*** EXTRACTED ENTRIES ***
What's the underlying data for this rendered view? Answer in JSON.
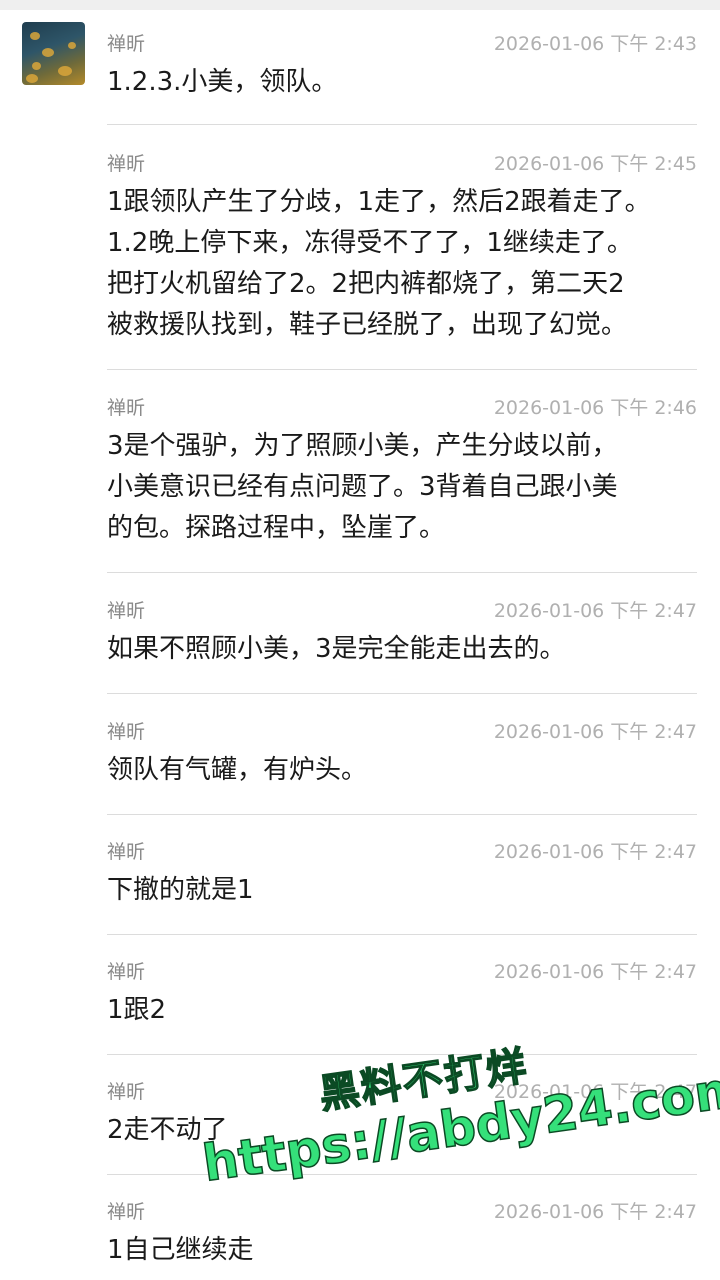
{
  "messages": [
    {
      "sender": "禅昕",
      "time": "2026-01-06 下午 2:43",
      "text": "1.2.3.小美，领队。"
    },
    {
      "sender": "禅昕",
      "time": "2026-01-06 下午 2:45",
      "text": "1跟领队产生了分歧，1走了，然后2跟着走了。\n1.2晚上停下来，冻得受不了了，1继续走了。\n把打火机留给了2。2把内裤都烧了，第二天2\n被救援队找到，鞋子已经脱了，出现了幻觉。"
    },
    {
      "sender": "禅昕",
      "time": "2026-01-06 下午 2:46",
      "text": "3是个强驴，为了照顾小美，产生分歧以前，\n小美意识已经有点问题了。3背着自己跟小美\n的包。探路过程中，坠崖了。"
    },
    {
      "sender": "禅昕",
      "time": "2026-01-06 下午 2:47",
      "text": "如果不照顾小美，3是完全能走出去的。"
    },
    {
      "sender": "禅昕",
      "time": "2026-01-06 下午 2:47",
      "text": "领队有气罐，有炉头。"
    },
    {
      "sender": "禅昕",
      "time": "2026-01-06 下午 2:47",
      "text": "下撤的就是1"
    },
    {
      "sender": "禅昕",
      "time": "2026-01-06 下午 2:47",
      "text": "1跟2"
    },
    {
      "sender": "禅昕",
      "time": "2026-01-06 下午 2:47",
      "text": "2走不动了"
    },
    {
      "sender": "禅昕",
      "time": "2026-01-06 下午 2:47",
      "text": "1自己继续走"
    }
  ],
  "watermark": {
    "line1": "黑料不打烊",
    "line2": "https://abdy24.com",
    "color": "#35e07a"
  }
}
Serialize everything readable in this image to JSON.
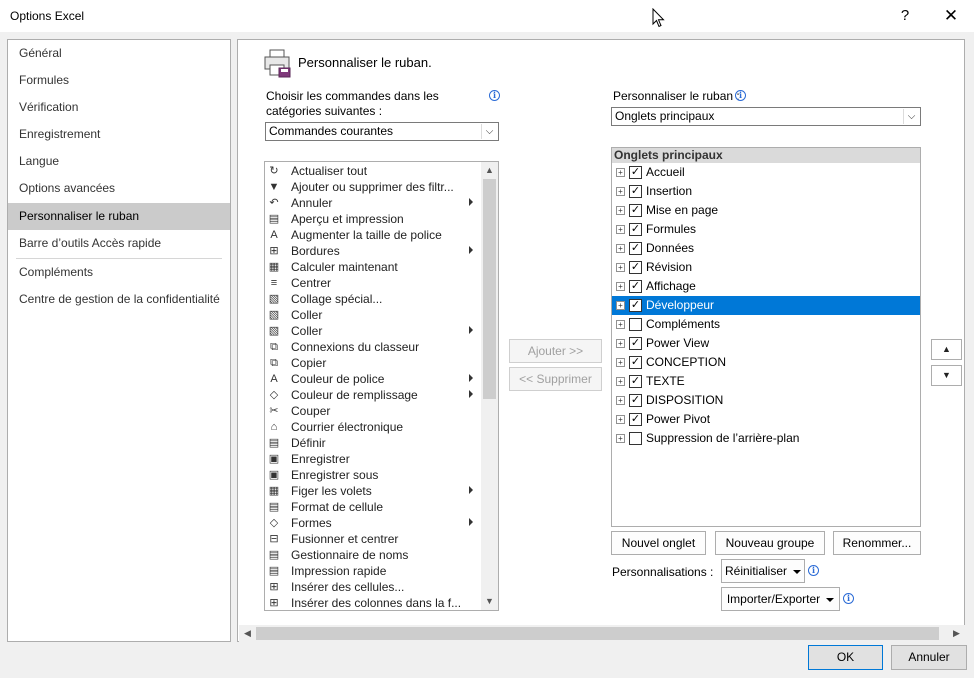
{
  "window": {
    "title": "Options Excel",
    "help": "?",
    "close": "✕"
  },
  "nav": {
    "items": [
      {
        "label": "Général"
      },
      {
        "label": "Formules"
      },
      {
        "label": "Vérification"
      },
      {
        "label": "Enregistrement"
      },
      {
        "label": "Langue"
      },
      {
        "label": "Options avancées"
      },
      {
        "label": "Personnaliser le ruban",
        "active": true
      },
      {
        "label": "Barre d’outils Accès rapide"
      },
      {
        "label": "Compléments"
      },
      {
        "label": "Centre de gestion de la confidentialité"
      }
    ]
  },
  "header": {
    "title": "Personnaliser le ruban."
  },
  "left": {
    "choose_label_line1": "Choisir les commandes dans les",
    "choose_label_line2": "catégories suivantes :",
    "combo_value": "Commandes courantes",
    "commands": [
      {
        "label": "Actualiser tout",
        "icon": "↻"
      },
      {
        "label": "Ajouter ou supprimer des filtr...",
        "icon": "▼"
      },
      {
        "label": "Annuler",
        "icon": "↶",
        "sub": true
      },
      {
        "label": "Aperçu et impression",
        "icon": "▤"
      },
      {
        "label": "Augmenter la taille de police",
        "icon": "A"
      },
      {
        "label": "Bordures",
        "icon": "⊞",
        "sub": true
      },
      {
        "label": "Calculer maintenant",
        "icon": "▦"
      },
      {
        "label": "Centrer",
        "icon": "≡"
      },
      {
        "label": "Collage spécial...",
        "icon": "▧"
      },
      {
        "label": "Coller",
        "icon": "▧"
      },
      {
        "label": "Coller",
        "icon": "▧",
        "sub": true
      },
      {
        "label": "Connexions du classeur",
        "icon": "⧉"
      },
      {
        "label": "Copier",
        "icon": "⧉"
      },
      {
        "label": "Couleur de police",
        "icon": "A",
        "sub": true
      },
      {
        "label": "Couleur de remplissage",
        "icon": "◇",
        "sub": true
      },
      {
        "label": "Couper",
        "icon": "✂"
      },
      {
        "label": "Courrier électronique",
        "icon": "⌂"
      },
      {
        "label": "Définir",
        "icon": "▤"
      },
      {
        "label": "Enregistrer",
        "icon": "▣"
      },
      {
        "label": "Enregistrer sous",
        "icon": "▣"
      },
      {
        "label": "Figer les volets",
        "icon": "▦",
        "sub": true
      },
      {
        "label": "Format de cellule",
        "icon": "▤"
      },
      {
        "label": "Formes",
        "icon": "◇",
        "sub": true
      },
      {
        "label": "Fusionner et centrer",
        "icon": "⊟"
      },
      {
        "label": "Gestionnaire de noms",
        "icon": "▤"
      },
      {
        "label": "Impression rapide",
        "icon": "▤"
      },
      {
        "label": "Insérer des cellules...",
        "icon": "⊞"
      },
      {
        "label": "Insérer des colonnes dans la f...",
        "icon": "⊞"
      }
    ]
  },
  "middle": {
    "add": "Ajouter >>",
    "remove": "<< Supprimer"
  },
  "right": {
    "label": "Personnaliser le ruban :",
    "combo_value": "Onglets principaux",
    "tree_header": "Onglets principaux",
    "tabs": [
      {
        "label": "Accueil",
        "checked": true
      },
      {
        "label": "Insertion",
        "checked": true
      },
      {
        "label": "Mise en page",
        "checked": true
      },
      {
        "label": "Formules",
        "checked": true
      },
      {
        "label": "Données",
        "checked": true
      },
      {
        "label": "Révision",
        "checked": true
      },
      {
        "label": "Affichage",
        "checked": true
      },
      {
        "label": "Développeur",
        "checked": true,
        "selected": true
      },
      {
        "label": "Compléments",
        "checked": false
      },
      {
        "label": "Power View",
        "checked": true
      },
      {
        "label": "CONCEPTION",
        "checked": true
      },
      {
        "label": "TEXTE",
        "checked": true
      },
      {
        "label": "DISPOSITION",
        "checked": true
      },
      {
        "label": "Power Pivot",
        "checked": true
      },
      {
        "label": "Suppression de l’arrière-plan",
        "checked": false
      }
    ],
    "new_tab": "Nouvel onglet",
    "new_group": "Nouveau groupe",
    "rename": "Renommer...",
    "customizations_label": "Personnalisations :",
    "reset": "Réinitialiser",
    "import_export": "Importer/Exporter"
  },
  "footer": {
    "ok": "OK",
    "cancel": "Annuler"
  }
}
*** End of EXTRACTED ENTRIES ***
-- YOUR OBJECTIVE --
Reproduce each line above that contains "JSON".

-- FINISHED TASK --
What's the underlying data for this rendered view? Answer in JSON.
Serialize everything readable in this image to JSON.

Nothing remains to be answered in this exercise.